Do all the cities you visit have a suitable number of landmarks to distinguish them from other cities, in order to make your soft-sculpture models, Portable City? "Yes. These cities inspired me, and some of them are looking increasingly similar, particularly cities that are recently being developed and cities in China. Among the Portable City series, the more familiar I am with one place, the fewer distinguishable landscapes I give to it, for such locality remains not in the eyes but rather in my heart. For example, I made no landmarks other than the CCTV tower in Portable City: Beijing. To me, all architecture seems rather empty, and Beijing is my home."
In the book you say you're returning to painting in a way. How do the new paintings differ from earlier works? "My painting these days are still concerned with current realities. Environmental degradation and globalization are still the topics of the day. My expression and language employed in installment art is migrating to painting, and the dimension of my conception and thinking are broadening. For example, the pollution smog is inescapable for us and seems surreal, yet it is precisely a cruel reality. When we look at scenes and cities under the hazy cover, under that mysterious visual experience, reality presents a killing knife and a poisonous beauty. This is what my current paintings are trying to reveal."

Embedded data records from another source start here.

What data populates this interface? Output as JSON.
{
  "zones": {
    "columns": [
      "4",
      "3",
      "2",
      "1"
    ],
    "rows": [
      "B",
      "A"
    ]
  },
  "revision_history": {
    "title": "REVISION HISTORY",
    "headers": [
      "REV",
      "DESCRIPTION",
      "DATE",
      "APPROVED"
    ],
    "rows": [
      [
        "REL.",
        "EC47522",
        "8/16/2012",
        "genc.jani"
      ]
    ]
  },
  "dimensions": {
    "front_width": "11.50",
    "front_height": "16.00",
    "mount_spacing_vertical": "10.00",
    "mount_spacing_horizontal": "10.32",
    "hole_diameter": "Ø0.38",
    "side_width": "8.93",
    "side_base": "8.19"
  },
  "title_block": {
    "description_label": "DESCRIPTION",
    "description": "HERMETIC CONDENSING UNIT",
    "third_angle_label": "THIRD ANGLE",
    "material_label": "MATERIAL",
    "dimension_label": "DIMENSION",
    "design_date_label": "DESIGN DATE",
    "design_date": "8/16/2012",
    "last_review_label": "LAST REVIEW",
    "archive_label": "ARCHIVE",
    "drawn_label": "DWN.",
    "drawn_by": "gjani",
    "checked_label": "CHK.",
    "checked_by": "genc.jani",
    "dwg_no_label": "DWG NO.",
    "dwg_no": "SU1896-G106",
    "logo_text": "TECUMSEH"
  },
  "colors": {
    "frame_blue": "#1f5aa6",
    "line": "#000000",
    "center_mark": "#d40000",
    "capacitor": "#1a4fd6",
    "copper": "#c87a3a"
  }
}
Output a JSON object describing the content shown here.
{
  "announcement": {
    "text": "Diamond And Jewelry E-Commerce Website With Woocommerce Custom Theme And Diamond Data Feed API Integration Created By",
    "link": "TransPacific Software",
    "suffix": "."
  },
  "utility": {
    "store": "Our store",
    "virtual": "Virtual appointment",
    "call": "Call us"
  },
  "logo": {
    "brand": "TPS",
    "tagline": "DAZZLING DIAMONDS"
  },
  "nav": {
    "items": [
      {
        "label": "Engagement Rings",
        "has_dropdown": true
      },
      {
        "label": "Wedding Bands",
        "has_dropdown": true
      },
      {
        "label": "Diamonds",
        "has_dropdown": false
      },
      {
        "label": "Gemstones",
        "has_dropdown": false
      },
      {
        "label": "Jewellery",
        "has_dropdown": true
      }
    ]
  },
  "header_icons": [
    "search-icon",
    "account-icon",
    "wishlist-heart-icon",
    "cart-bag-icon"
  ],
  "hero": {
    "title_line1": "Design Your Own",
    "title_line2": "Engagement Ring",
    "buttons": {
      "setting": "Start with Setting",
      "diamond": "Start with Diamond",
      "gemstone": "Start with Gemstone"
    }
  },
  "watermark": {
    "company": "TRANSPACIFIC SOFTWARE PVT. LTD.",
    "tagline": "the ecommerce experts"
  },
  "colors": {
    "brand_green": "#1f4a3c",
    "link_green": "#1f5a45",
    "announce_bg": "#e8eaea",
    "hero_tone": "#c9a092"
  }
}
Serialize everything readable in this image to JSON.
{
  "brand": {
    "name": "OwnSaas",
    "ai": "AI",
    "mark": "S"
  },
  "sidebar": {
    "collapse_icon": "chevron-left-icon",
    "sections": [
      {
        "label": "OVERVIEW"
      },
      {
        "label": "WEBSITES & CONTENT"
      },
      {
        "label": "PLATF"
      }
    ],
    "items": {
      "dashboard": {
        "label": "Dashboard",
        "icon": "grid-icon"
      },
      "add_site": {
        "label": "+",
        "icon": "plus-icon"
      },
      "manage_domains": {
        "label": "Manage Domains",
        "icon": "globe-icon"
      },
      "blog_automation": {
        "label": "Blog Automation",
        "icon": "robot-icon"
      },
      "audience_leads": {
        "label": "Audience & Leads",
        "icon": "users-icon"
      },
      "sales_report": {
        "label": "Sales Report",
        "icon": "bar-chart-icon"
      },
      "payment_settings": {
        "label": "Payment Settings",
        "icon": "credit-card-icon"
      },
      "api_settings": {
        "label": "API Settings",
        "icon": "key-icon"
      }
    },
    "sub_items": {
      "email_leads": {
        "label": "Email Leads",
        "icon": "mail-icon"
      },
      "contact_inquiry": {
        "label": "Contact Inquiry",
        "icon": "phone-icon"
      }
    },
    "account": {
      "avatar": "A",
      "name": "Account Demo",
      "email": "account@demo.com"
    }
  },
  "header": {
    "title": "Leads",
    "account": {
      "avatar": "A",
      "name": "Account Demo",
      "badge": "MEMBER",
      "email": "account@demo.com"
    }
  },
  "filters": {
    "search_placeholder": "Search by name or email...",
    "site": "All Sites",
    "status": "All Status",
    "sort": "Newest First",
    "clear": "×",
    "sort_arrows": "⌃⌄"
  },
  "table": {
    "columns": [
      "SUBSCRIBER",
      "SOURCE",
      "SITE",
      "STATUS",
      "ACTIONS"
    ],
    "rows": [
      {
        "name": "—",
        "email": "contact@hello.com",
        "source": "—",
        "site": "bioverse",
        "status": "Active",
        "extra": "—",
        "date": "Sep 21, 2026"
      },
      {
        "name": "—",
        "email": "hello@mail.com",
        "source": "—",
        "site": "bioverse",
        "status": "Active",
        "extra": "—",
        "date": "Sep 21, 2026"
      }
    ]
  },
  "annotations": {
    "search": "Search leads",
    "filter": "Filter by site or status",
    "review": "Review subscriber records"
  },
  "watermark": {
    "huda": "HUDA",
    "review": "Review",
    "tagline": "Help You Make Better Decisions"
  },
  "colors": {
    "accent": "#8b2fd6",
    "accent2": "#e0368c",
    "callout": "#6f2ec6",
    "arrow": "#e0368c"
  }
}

China has just become the world's largest economy once again. How do you feel about that? "I am thinking in terms of what we have paid for this 'largest economy', and what are we really getting from it."
You've staged your river washing artwork in a number of different locations. Why did this particular work also suit different locations in Germany and Australia? How did the participants' reactions differ? "Environmental issues are global, so this artwork could be performed around the world. Whenever the audience participates in the collective act of river washing, they continue to think about the environment and survival, so the process of washing is also a process for thinking. Last year in Hobart, Tasmania, Australia, river washing was popular and I was impressed with the number and nature of the participants. Many parents brought along their children, and schools organized their students and came. I was grateful for this, for environmental awareness was taking root in the hearts and minds of younger children."
Your daughter has been introduced to your collaborative practice with Song Dong recently. Do you ever see yourselves working as a trio? "Perhaps, for art has become an inseparable part of my family. However, I will by no means pressure my daughter to do things that she does not want to. If she is interested in working and creating art together, we would be more than happy to have her."
What else are you working on at the moment? "I am working on the Filter Series, which is an installment of deformed and sewn body organs."
One piece that particularly intrigues us is 'Life' (2007-11), a pile of cigarette butts, sewn together from old clothing. Are they made from clothes previously worn by smokers? "The clothes were from both smokers and second-hand smokers. As long as cigarettes exist, everyone is a smoker in broad terms."
How will you celebrate the New Year? Will you be getting a new set of clothes, as you did when you were a child? "Chinese New Year is the most important festival for the Chinese people. It is the day for reunion, for fireworks that expel the old and bring out the new, for dumplings and reunion meals, for praying and wishing for good fortune to come, for visiting friends and families, and for strolling through the temple fairs and a good time with the family. This time I will be buying new clothes for my own kid!"
For more on this important artist's life and work, buy a copy of our new Yin Xiuzhen book here.